Twelve-year-old Tweed Shire resident Ari Messina is among the finalists, along with a number of well-known photographers including Michael Cook, Polixeni Papapetrou, Stephen Dupont, Anne Zahalka and Julie Rrap.

They are vying for a $20,000 prize for the overall winner, to be announced at the opening function and awards announcement on Saturday from 5pm.

Stephen DuPont,  Up in the Sky

Stephen DuPont, Up in the Sky

This year's Olive Cotton Award has again attracted a wide spectrum of photographic styles. Some have embraced an historic wet plate printing technique, while others challenge the whole concept of a portrait - at a time when technology is transforming photographic portraiture.

Dr Lakin, the National Gallery of Australia's Senior Curator Photography, said "we shared about 24 billion selfies in 2015, and who knows how many photographs of friends sitting opposite the dinner table or of children doing this or that are among the more than one trillion photographs we will take and share this year."

"All of this has had a huge impact, not just on the social practice of photographic portraiture but on its form. Think, for example, about the way that the digital selfie phenomenon has produced a new portrait pose, one that views the face from above and highlights forehead, raised eyebrow and pouty lips."

For further information, visit the Tweed Regional Gallery website or phone the Gallery on (02) 6670 2790.

Tweed Regional Gallery & Margaret Olley Art Centre is open Wednesday to Sunday, 10am to 5pm.
 

Record number of entries received for the $20,000 Olive Cotton Award


Tweed Regional Gallery's biennial competition for portrait photography, the Olive Cotton Award, continues to grow in popularity, with a record number of entries in 2017. The 2015 winner was BAM's staff photographer, Natalie Grono.

The prestigious photographic portraiture prize attracts a diverse field of contenders.
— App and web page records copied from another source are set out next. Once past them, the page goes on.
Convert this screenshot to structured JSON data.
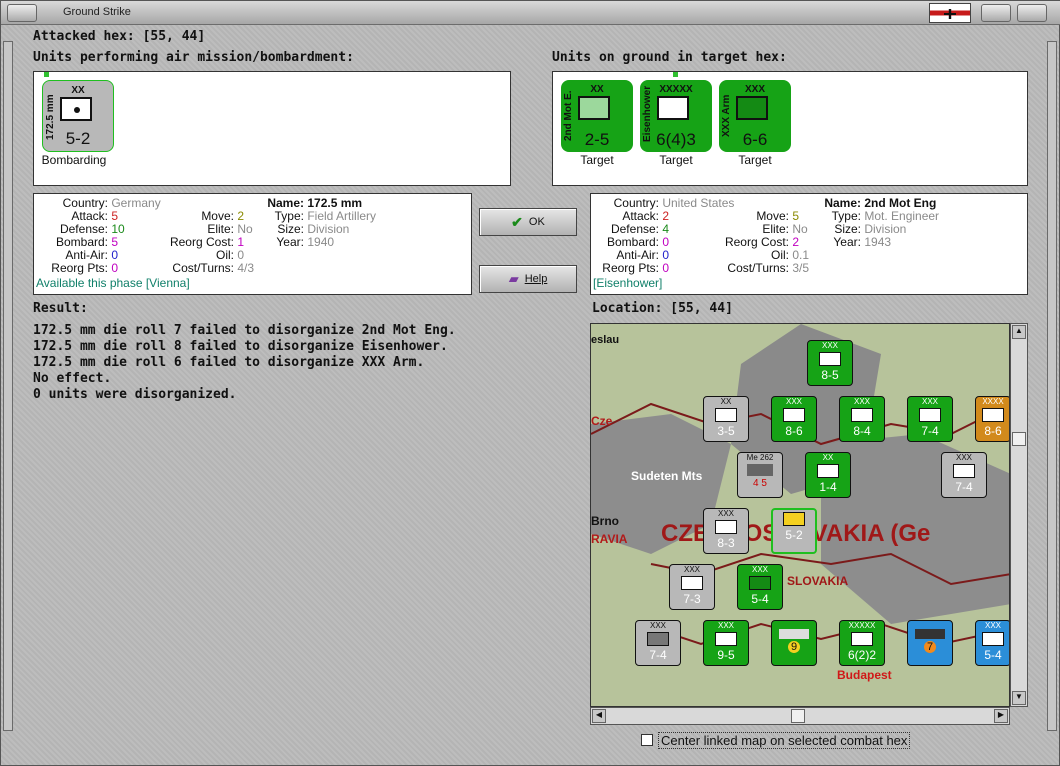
{
  "window": {
    "title": "Ground Strike"
  },
  "attacked_hex": {
    "label": "Attacked hex:",
    "value": "[55, 44]"
  },
  "air_panel": {
    "label": "Units performing air mission/bombardment:",
    "units": [
      {
        "side_text": "172.5 mm",
        "top_text": "XX",
        "value": "5-2",
        "caption": "Bombarding",
        "color": "#b8b8b8"
      }
    ]
  },
  "ground_panel": {
    "label": "Units on ground in target hex:",
    "units": [
      {
        "side_text": "2nd Mot E.",
        "top_text": "XX",
        "value": "2-5",
        "caption": "Target",
        "color": "#16a316"
      },
      {
        "side_text": "Eisenhower",
        "top_text": "XXXXX",
        "value": "6(4)3",
        "caption": "Target",
        "color": "#16a316"
      },
      {
        "side_text": "XXX Arm",
        "top_text": "XXX",
        "value": "6-6",
        "caption": "Target",
        "color": "#16a316"
      }
    ]
  },
  "left_info": {
    "country_label": "Country:",
    "country": "Germany",
    "attack_label": "Attack:",
    "attack": "5",
    "defense_label": "Defense:",
    "defense": "10",
    "bombard_label": "Bombard:",
    "bombard": "5",
    "antiair_label": "Anti-Air:",
    "antiair": "0",
    "reorgpts_label": "Reorg Pts:",
    "reorgpts": "0",
    "move_label": "Move:",
    "move": "2",
    "elite_label": "Elite:",
    "elite": "No",
    "reorgcost_label": "Reorg Cost:",
    "reorgcost": "1",
    "oil_label": "Oil:",
    "oil": "0",
    "costturns_label": "Cost/Turns:",
    "costturns": "4/3",
    "name_label": "Name:",
    "name": "172.5 mm",
    "type_label": "Type:",
    "type": "Field Artillery",
    "size_label": "Size:",
    "size": "Division",
    "year_label": "Year:",
    "year": "1940",
    "footer": "Available this phase [Vienna]"
  },
  "right_info": {
    "country_label": "Country:",
    "country": "United States",
    "attack_label": "Attack:",
    "attack": "2",
    "defense_label": "Defense:",
    "defense": "4",
    "bombard_label": "Bombard:",
    "bombard": "0",
    "antiair_label": "Anti-Air:",
    "antiair": "0",
    "reorgpts_label": "Reorg Pts:",
    "reorgpts": "0",
    "move_label": "Move:",
    "move": "5",
    "elite_label": "Elite:",
    "elite": "No",
    "reorgcost_label": "Reorg Cost:",
    "reorgcost": "2",
    "oil_label": "Oil:",
    "oil": "0.1",
    "costturns_label": "Cost/Turns:",
    "costturns": "3/5",
    "name_label": "Name:",
    "name": "2nd Mot Eng",
    "type_label": "Type:",
    "type": "Mot. Engineer",
    "size_label": "Size:",
    "size": "Division",
    "year_label": "Year:",
    "year": "1943",
    "footer": "[Eisenhower]"
  },
  "buttons": {
    "ok": "OK",
    "help": "Help"
  },
  "result": {
    "label": "Result:",
    "lines": [
      "172.5 mm die roll 7 failed to disorganize 2nd Mot Eng.",
      "172.5 mm die roll 8 failed to disorganize Eisenhower.",
      "172.5 mm die roll 6 failed to disorganize XXX Arm.",
      "No effect.",
      "0 units were disorganized."
    ]
  },
  "location": {
    "label": "Location:",
    "value": "[55, 44]"
  },
  "map": {
    "labels": {
      "city1": "eslau",
      "mts": "Sudeten Mts",
      "brno": "Brno",
      "ravia": "RAVIA",
      "czech": "CZECHOSLOVAKIA (Ge",
      "slovakia": "SLOVAKIA",
      "budapest": "Budapest",
      "cze": "Cze"
    },
    "counters": [
      {
        "top": "XXX",
        "value": "8-5",
        "color": "#16a316"
      },
      {
        "top": "XX",
        "value": "3-5",
        "color": "#b8b8b8"
      },
      {
        "top": "XXX",
        "value": "8-6",
        "color": "#16a316"
      },
      {
        "top": "XXX",
        "value": "8-4",
        "color": "#16a316"
      },
      {
        "top": "XXX",
        "value": "7-4",
        "color": "#16a316"
      },
      {
        "top": "XXXX",
        "value": "8-6",
        "color": "#d28a1c"
      },
      {
        "top": "Me 262",
        "value": "4 5",
        "color": "#b8b8b8"
      },
      {
        "top": "XX",
        "value": "1-4",
        "color": "#16a316"
      },
      {
        "top": "XXX",
        "value": "7-4",
        "color": "#b8b8b8"
      },
      {
        "top": "XXX",
        "value": "8-3",
        "color": "#b8b8b8"
      },
      {
        "top": "",
        "value": "5-2",
        "color": "#b8b8b8"
      },
      {
        "top": "XXX",
        "value": "7-3",
        "color": "#b8b8b8"
      },
      {
        "top": "XXX",
        "value": "5-4",
        "color": "#16a316"
      },
      {
        "top": "XXX",
        "value": "7-4",
        "color": "#b8b8b8"
      },
      {
        "top": "XXX",
        "value": "9-5",
        "color": "#16a316"
      },
      {
        "top": "",
        "value": "9",
        "color": "#16a316"
      },
      {
        "top": "XXXXX",
        "value": "6(2)2",
        "color": "#16a316"
      },
      {
        "top": "",
        "value": "7",
        "color": "#2b8ed8"
      },
      {
        "top": "XXX",
        "value": "5-4",
        "color": "#2b8ed8"
      }
    ]
  },
  "center_checkbox": {
    "label": "Center linked map on selected combat hex"
  }
}
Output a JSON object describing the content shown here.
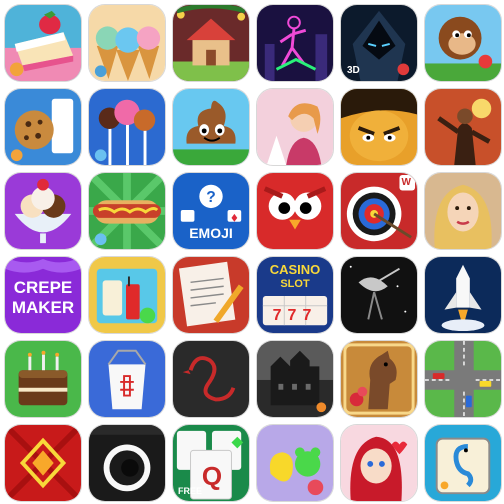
{
  "screen": {
    "apps": [
      {
        "icon": "strawberry-cake-icon"
      },
      {
        "icon": "ice-cream-cones-icon"
      },
      {
        "icon": "gingerbread-house-icon"
      },
      {
        "icon": "neon-stickman-icon"
      },
      {
        "icon": "hooded-warrior-3d-icon",
        "text": "3D"
      },
      {
        "icon": "monkey-runner-icon"
      },
      {
        "icon": "cookies-and-milk-icon"
      },
      {
        "icon": "cake-pops-icon"
      },
      {
        "icon": "smiling-poop-icon"
      },
      {
        "icon": "fashion-girl-icon"
      },
      {
        "icon": "angry-hero-icon"
      },
      {
        "icon": "gunslinger-icon"
      },
      {
        "icon": "ice-cream-sundae-icon"
      },
      {
        "icon": "hot-dog-icon"
      },
      {
        "icon": "emoji-quiz-icon",
        "text": "EMOJI"
      },
      {
        "icon": "red-owl-icon"
      },
      {
        "icon": "archery-target-icon",
        "text": "W"
      },
      {
        "icon": "blonde-woman-icon"
      },
      {
        "icon": "crepe-maker-icon",
        "text_lines": [
          "CREPE",
          "MAKER"
        ]
      },
      {
        "icon": "juice-and-firecracker-icon"
      },
      {
        "icon": "notepad-and-pencil-icon"
      },
      {
        "icon": "casino-slot-icon",
        "text_lines": [
          "CASINO",
          "SLOT",
          "777"
        ]
      },
      {
        "icon": "satellite-dish-icon"
      },
      {
        "icon": "space-shuttle-icon"
      },
      {
        "icon": "birthday-cake-icon"
      },
      {
        "icon": "takeout-box-icon"
      },
      {
        "icon": "red-swan-logo-icon"
      },
      {
        "icon": "haunted-mansion-icon"
      },
      {
        "icon": "horse-and-roses-icon"
      },
      {
        "icon": "traffic-intersection-icon"
      },
      {
        "icon": "red-diamond-tile-icon"
      },
      {
        "icon": "camera-lens-icon"
      },
      {
        "icon": "solitaire-cards-icon",
        "text": "FREE",
        "card_rank": "Q"
      },
      {
        "icon": "gummy-fruit-icon"
      },
      {
        "icon": "red-haired-girl-icon"
      },
      {
        "icon": "seahorse-mahjong-icon"
      }
    ]
  }
}
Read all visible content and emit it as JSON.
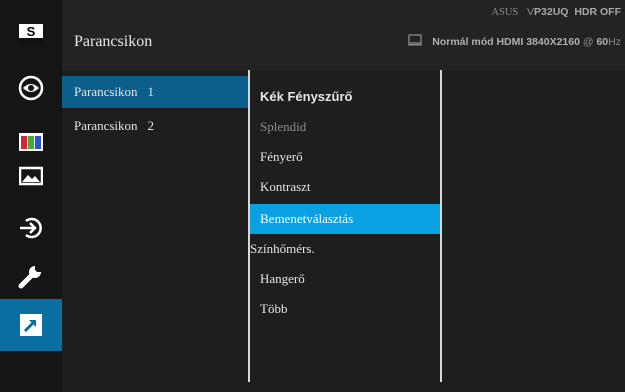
{
  "header": {
    "title": "Parancsikon",
    "brand": "ASUS",
    "model_prefix": "V",
    "model": "P32UQ",
    "hdr": "HDR OFF",
    "mode": "Normál mód",
    "input": "HDMI",
    "resolution": "3840X2160",
    "at": "@",
    "refresh": "60",
    "hz": "Hz"
  },
  "rail": {
    "icons": [
      "splendid-icon",
      "blue-light-eye-icon",
      "color-bars-icon",
      "image-icon",
      "input-select-icon",
      "system-setup-wrench-icon",
      "shortcut-arrow-icon"
    ],
    "s_glyph": "S"
  },
  "shortcuts": {
    "items": [
      {
        "label": "Parancsikon",
        "num": "1"
      },
      {
        "label": "Parancsikon",
        "num": "2"
      }
    ]
  },
  "options": {
    "items": [
      "Kék Fényszűrő",
      "Splendid",
      "Fényerő",
      "Kontraszt",
      "Bemenetválasztás",
      "Színhőmérs.",
      "Hangerő",
      "Több"
    ]
  },
  "colors": {
    "accent_active": "#0aa1e3",
    "selected_row": "#0b5f8a",
    "background": "#1e1e1e"
  }
}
A total of 489 entries have been received for this year's national award, held to honour the memory of one of Australia's leading 20th century photographers, Olive Cotton.

The winner of the previous Olive Cotton Award in 2015 … Natalie Grono, Pandemonium's Shadow 2015, pigment injet print.

The winner of the previous Olive Cotton Award in 2015 … Natalie Grono, Pandemonium's Shadow 2015, pigment injet print.

Well-known and emerging photographers from throughout Australia have submitted new works for the competition, with more than 70 entries shortlisted for exhibition.

 This year's awards judge, the National Gallery of Australia's esteemed Senior Curator of Photography, Dr Shaune Lakin, said his task of selecting a shortlist was particularly challenging because of the high calibre of the entries.

The shortlisted photographs will go on public display at the Gallery from Friday 21 July, with an official opening of the exhibition on Saturday 22 July at 5.30pm. Members of the public are welcome to attend the free opening ceremony and awards presentation.

A $20,000 prize is up for grabs for the overall winning entry, which will be announced by Dr Lakin during the opening ceremony and will be acquired to join the Gallery's permanent collection.

Gallery Director Susi Muddiman will also select additional works for acquisition, utilising a generous $4,000 fund allocated by Friends of the Tweed Regional Gallery and Margaret Olley Art Centre Inc.

All other works in the exhibition will be available for sale.

Visitors to the exhibition may also vote for their 'people's choice', with a $250 prize for the most popular finalist.

A full list of finalists is available on the Gallery's website, here.

The Olive Cotton Award exhibition will run until Sunday 8 October. The Gallery is open Wednesdays to Sundays from 10am to 5pm (closed Mondays and Tuesdays). Entry is free to view the exhibition.